### Task to carry out
Omit the pictures and return every entry exactly as written.

### Record excerpts

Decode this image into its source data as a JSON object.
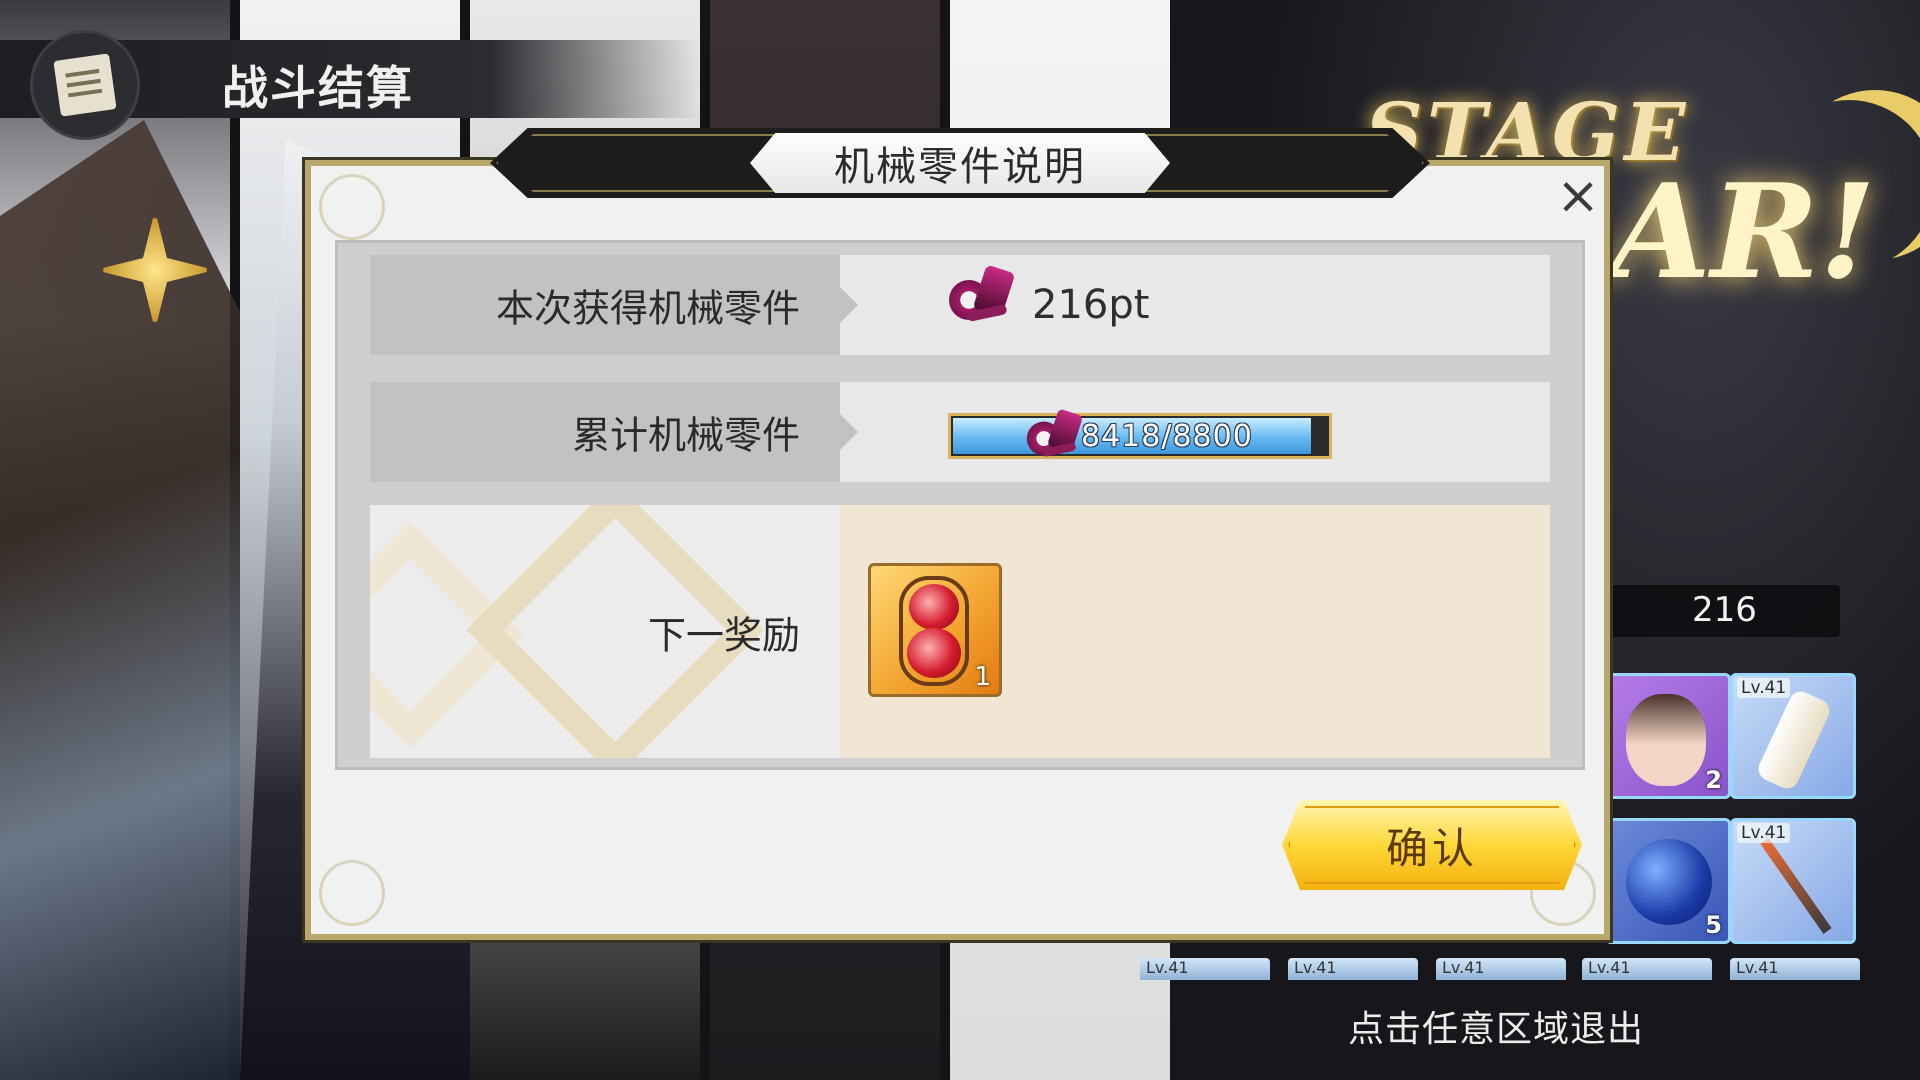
{
  "header": {
    "title": "战斗结算",
    "icon": "scroll-quill-icon"
  },
  "stage_banner": {
    "line1": "STAGE",
    "line2": "AR!"
  },
  "dialog": {
    "title": "机械零件说明",
    "close_label": "×",
    "rows": [
      {
        "label": "本次获得机械零件",
        "icon": "mech-parts-icon",
        "value": "216pt"
      },
      {
        "label": "累计机械零件",
        "icon": "mech-parts-icon",
        "progress_text": "8418/8800",
        "progress_fraction": 0.9566
      },
      {
        "label": "下一奖励",
        "reward": {
          "icon": "hourglass-icon",
          "quantity": "1"
        }
      }
    ],
    "confirm_label": "确认"
  },
  "result_panel": {
    "score": "216",
    "cards": [
      {
        "level": "",
        "count": "2",
        "icon": "character-portrait"
      },
      {
        "level": "Lv.41",
        "count": "",
        "icon": "scroll-weapon-icon"
      },
      {
        "level": "",
        "count": "5",
        "icon": "blue-gem-icon"
      },
      {
        "level": "Lv.41",
        "count": "",
        "icon": "spear-icon"
      }
    ],
    "mini_cards": [
      "Lv.41",
      "Lv.41",
      "Lv.41",
      "Lv.41",
      "Lv.41"
    ]
  },
  "exit_hint": "点击任意区域退出"
}
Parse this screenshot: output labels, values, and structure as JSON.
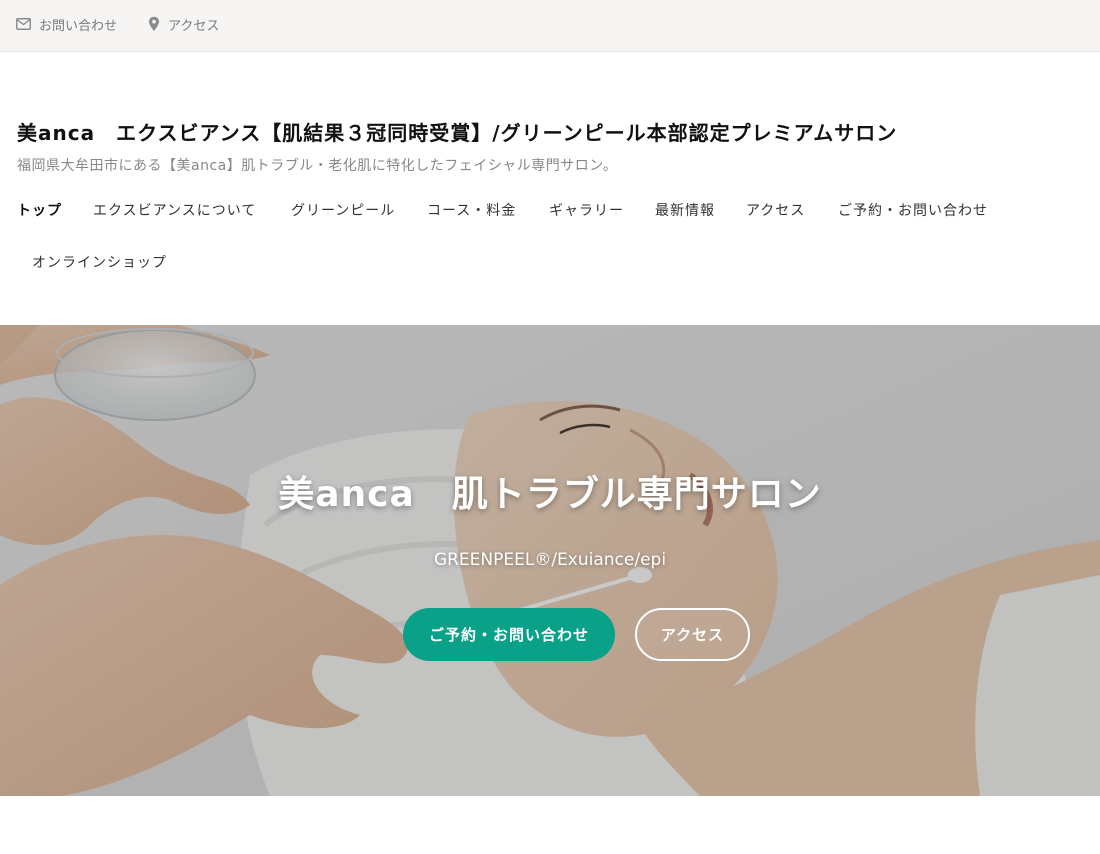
{
  "topbar": {
    "contact_label": "お問い合わせ",
    "access_label": "アクセス",
    "contact_icon": "mail-icon",
    "access_icon": "map-pin-icon"
  },
  "header": {
    "site_title": "美anca　エクスビアンス【肌結果３冠同時受賞】/グリーンピール本部認定プレミアムサロン",
    "tagline": "福岡県大牟田市にある【美anca】肌トラブル・老化肌に特化したフェイシャル専門サロン。"
  },
  "nav": {
    "items": [
      {
        "label": "トップ"
      },
      {
        "label": "エクスビアンスについて"
      },
      {
        "label": "グリーンピール"
      },
      {
        "label": "コース・料金"
      },
      {
        "label": "ギャラリー"
      },
      {
        "label": "最新情報"
      },
      {
        "label": "アクセス"
      },
      {
        "label": "ご予約・お問い合わせ"
      },
      {
        "label": "オンラインショップ"
      }
    ]
  },
  "hero": {
    "title": "美anca　肌トラブル専門サロン",
    "subtitle": "GREENPEEL®/Exuiance/epi",
    "primary_button": "ご予約・お問い合わせ",
    "secondary_button": "アクセス"
  },
  "colors": {
    "accent": "#0aa189",
    "topbar_bg": "#f6f5f3"
  }
}
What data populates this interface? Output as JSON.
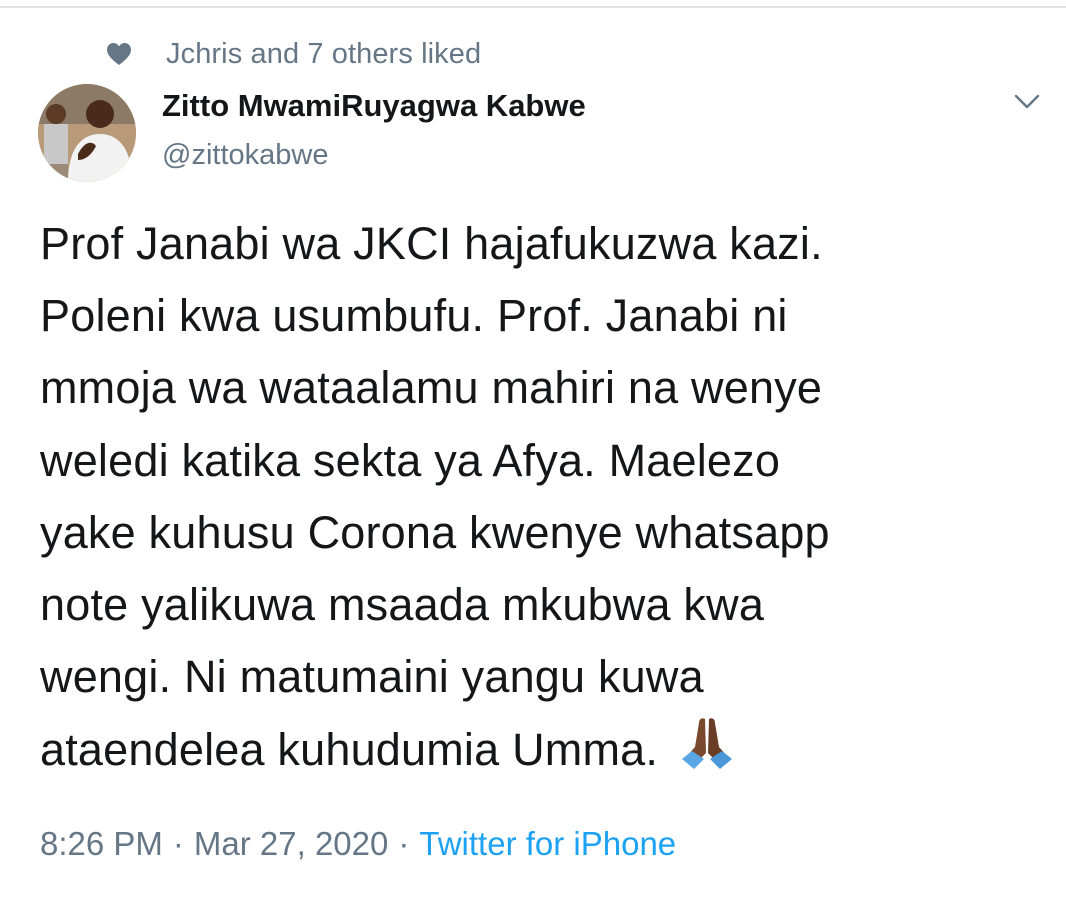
{
  "social_context": {
    "icon": "heart-icon",
    "text": "Jchris and 7 others liked"
  },
  "author": {
    "display_name": "Zitto MwamiRuyagwa Kabwe",
    "handle": "@zittokabwe"
  },
  "tweet": {
    "text": "Prof Janabi wa JKCI hajafukuzwa kazi.\nPoleni kwa usumbufu. Prof. Janabi ni\nmmoja wa wataalamu mahiri na wenye\nweledi katika sekta ya Afya. Maelezo\nyake kuhusu Corona kwenye whatsapp\nnote yalikuwa msaada mkubwa kwa\nwengi. Ni matumaini yangu kuwa\nataendelea kuhudumia Umma.",
    "emoji": "folded-hands-icon"
  },
  "meta": {
    "time": "8:26 PM",
    "separator": "·",
    "date": "Mar 27, 2020",
    "source": "Twitter for iPhone"
  },
  "colors": {
    "text_primary": "#14171a",
    "text_secondary": "#657786",
    "link": "#1da1f2",
    "divider": "#dfe3e8"
  }
}
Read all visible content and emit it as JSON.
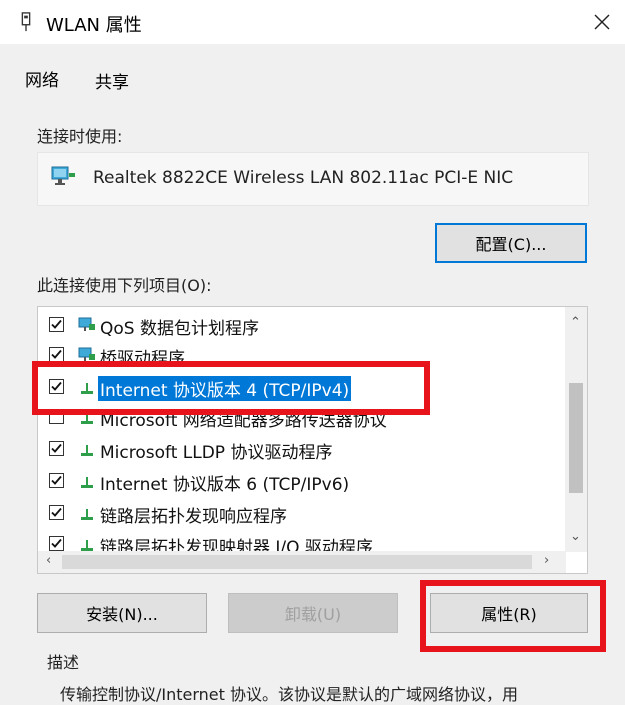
{
  "window": {
    "title": "WLAN 属性",
    "close_icon": "close-icon"
  },
  "tabs": [
    {
      "label": "网络"
    },
    {
      "label": "共享"
    }
  ],
  "connection": {
    "label": "连接时使用:",
    "adapter_name": "Realtek 8822CE Wireless LAN 802.11ac PCI-E NIC",
    "configure_button": "配置(C)..."
  },
  "items_section": {
    "label": "此连接使用下列项目(O):",
    "items": [
      {
        "label": "QoS 数据包计划程序",
        "checked": true,
        "icon": "network-service-icon"
      },
      {
        "label": "桥驱动程序",
        "checked": true,
        "icon": "network-service-icon"
      },
      {
        "label": "Internet 协议版本 4 (TCP/IPv4)",
        "checked": true,
        "selected": true,
        "icon": "protocol-icon"
      },
      {
        "label": "Microsoft 网络适配器多路传送器协议",
        "checked": false,
        "icon": "protocol-icon"
      },
      {
        "label": "Microsoft LLDP 协议驱动程序",
        "checked": true,
        "icon": "protocol-icon"
      },
      {
        "label": "Internet 协议版本 6 (TCP/IPv6)",
        "checked": true,
        "icon": "protocol-icon"
      },
      {
        "label": "链路层拓扑发现响应程序",
        "checked": true,
        "icon": "protocol-icon"
      },
      {
        "label": "链路层拓扑发现映射器 I/O 驱动程序",
        "checked": true,
        "icon": "protocol-icon"
      }
    ]
  },
  "buttons": {
    "install": "安装(N)...",
    "uninstall": "卸载(U)",
    "properties": "属性(R)"
  },
  "description": {
    "label": "描述",
    "text": "传输控制协议/Internet 协议。该协议是默认的广域网络协议，用"
  },
  "colors": {
    "highlight": "#e8141c",
    "selection": "#0078d7"
  }
}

### Task answer
Decode this image into its source data as a JSON object.
{
  "header": {
    "title": "战斗结算",
    "icon": "scroll-quill-icon"
  },
  "stage_banner": {
    "line1": "STAGE",
    "line2": "AR!"
  },
  "dialog": {
    "title": "机械零件说明",
    "close_label": "×",
    "rows": [
      {
        "label": "本次获得机械零件",
        "icon": "mech-parts-icon",
        "value": "216pt"
      },
      {
        "label": "累计机械零件",
        "icon": "mech-parts-icon",
        "progress_text": "8418/8800",
        "progress_fraction": 0.9566
      },
      {
        "label": "下一奖励",
        "reward": {
          "icon": "hourglass-icon",
          "quantity": "1"
        }
      }
    ],
    "confirm_label": "确认"
  },
  "result_panel": {
    "score": "216",
    "cards": [
      {
        "level": "",
        "count": "2",
        "icon": "character-portrait"
      },
      {
        "level": "Lv.41",
        "count": "",
        "icon": "scroll-weapon-icon"
      },
      {
        "level": "",
        "count": "5",
        "icon": "blue-gem-icon"
      },
      {
        "level": "Lv.41",
        "count": "",
        "icon": "spear-icon"
      }
    ],
    "mini_cards": [
      "Lv.41",
      "Lv.41",
      "Lv.41",
      "Lv.41",
      "Lv.41"
    ]
  },
  "exit_hint": "点击任意区域退出"
}
Parse this screenshot: output labels, values, and structure as JSON.
{
  "topbar": {
    "contact_label": "お問い合わせ",
    "access_label": "アクセス",
    "contact_icon": "mail-icon",
    "access_icon": "map-pin-icon"
  },
  "header": {
    "site_title": "美anca　エクスビアンス【肌結果３冠同時受賞】/グリーンピール本部認定プレミアムサロン",
    "tagline": "福岡県大牟田市にある【美anca】肌トラブル・老化肌に特化したフェイシャル専門サロン。"
  },
  "nav": {
    "items": [
      {
        "label": "トップ"
      },
      {
        "label": "エクスビアンスについて"
      },
      {
        "label": "グリーンピール"
      },
      {
        "label": "コース・料金"
      },
      {
        "label": "ギャラリー"
      },
      {
        "label": "最新情報"
      },
      {
        "label": "アクセス"
      },
      {
        "label": "ご予約・お問い合わせ"
      },
      {
        "label": "オンラインショップ"
      }
    ]
  },
  "hero": {
    "title": "美anca　肌トラブル専門サロン",
    "subtitle": "GREENPEEL®/Exuiance/epi",
    "primary_button": "ご予約・お問い合わせ",
    "secondary_button": "アクセス"
  },
  "colors": {
    "accent": "#0aa189",
    "topbar_bg": "#f6f5f3"
  }
}
What data populates this interface? Output as JSON.
{
  "social_context": {
    "icon": "heart-icon",
    "text": "Jchris and 7 others liked"
  },
  "author": {
    "display_name": "Zitto MwamiRuyagwa Kabwe",
    "handle": "@zittokabwe"
  },
  "tweet": {
    "text": "Prof Janabi wa JKCI hajafukuzwa kazi.\nPoleni kwa usumbufu. Prof. Janabi ni\nmmoja wa wataalamu mahiri na wenye\nweledi katika sekta ya Afya. Maelezo\nyake kuhusu Corona kwenye whatsapp\nnote yalikuwa msaada mkubwa kwa\nwengi. Ni matumaini yangu kuwa\nataendelea kuhudumia Umma.",
    "emoji": "folded-hands-icon"
  },
  "meta": {
    "time": "8:26 PM",
    "separator": "·",
    "date": "Mar 27, 2020",
    "source": "Twitter for iPhone"
  },
  "colors": {
    "text_primary": "#14171a",
    "text_secondary": "#657786",
    "link": "#1da1f2",
    "divider": "#dfe3e8"
  }
}
Read all visible content and emit it as JSON.
{
  "window": {
    "title": "WLAN 属性",
    "close_icon": "close-icon"
  },
  "tabs": [
    {
      "label": "网络"
    },
    {
      "label": "共享"
    }
  ],
  "connection": {
    "label": "连接时使用:",
    "adapter_name": "Realtek 8822CE Wireless LAN 802.11ac PCI-E NIC",
    "configure_button": "配置(C)..."
  },
  "items_section": {
    "label": "此连接使用下列项目(O):",
    "items": [
      {
        "label": "QoS 数据包计划程序",
        "checked": true,
        "icon": "network-service-icon"
      },
      {
        "label": "桥驱动程序",
        "checked": true,
        "icon": "network-service-icon"
      },
      {
        "label": "Internet 协议版本 4 (TCP/IPv4)",
        "checked": true,
        "selected": true,
        "icon": "protocol-icon"
      },
      {
        "label": "Microsoft 网络适配器多路传送器协议",
        "checked": false,
        "icon": "protocol-icon"
      },
      {
        "label": "Microsoft LLDP 协议驱动程序",
        "checked": true,
        "icon": "protocol-icon"
      },
      {
        "label": "Internet 协议版本 6 (TCP/IPv6)",
        "checked": true,
        "icon": "protocol-icon"
      },
      {
        "label": "链路层拓扑发现响应程序",
        "checked": true,
        "icon": "protocol-icon"
      },
      {
        "label": "链路层拓扑发现映射器 I/O 驱动程序",
        "checked": true,
        "icon": "protocol-icon"
      }
    ]
  },
  "buttons": {
    "install": "安装(N)...",
    "uninstall": "卸载(U)",
    "properties": "属性(R)"
  },
  "description": {
    "label": "描述",
    "text": "传输控制协议/Internet 协议。该协议是默认的广域网络协议，用"
  },
  "colors": {
    "highlight": "#e8141c",
    "selection": "#0078d7"
  }
}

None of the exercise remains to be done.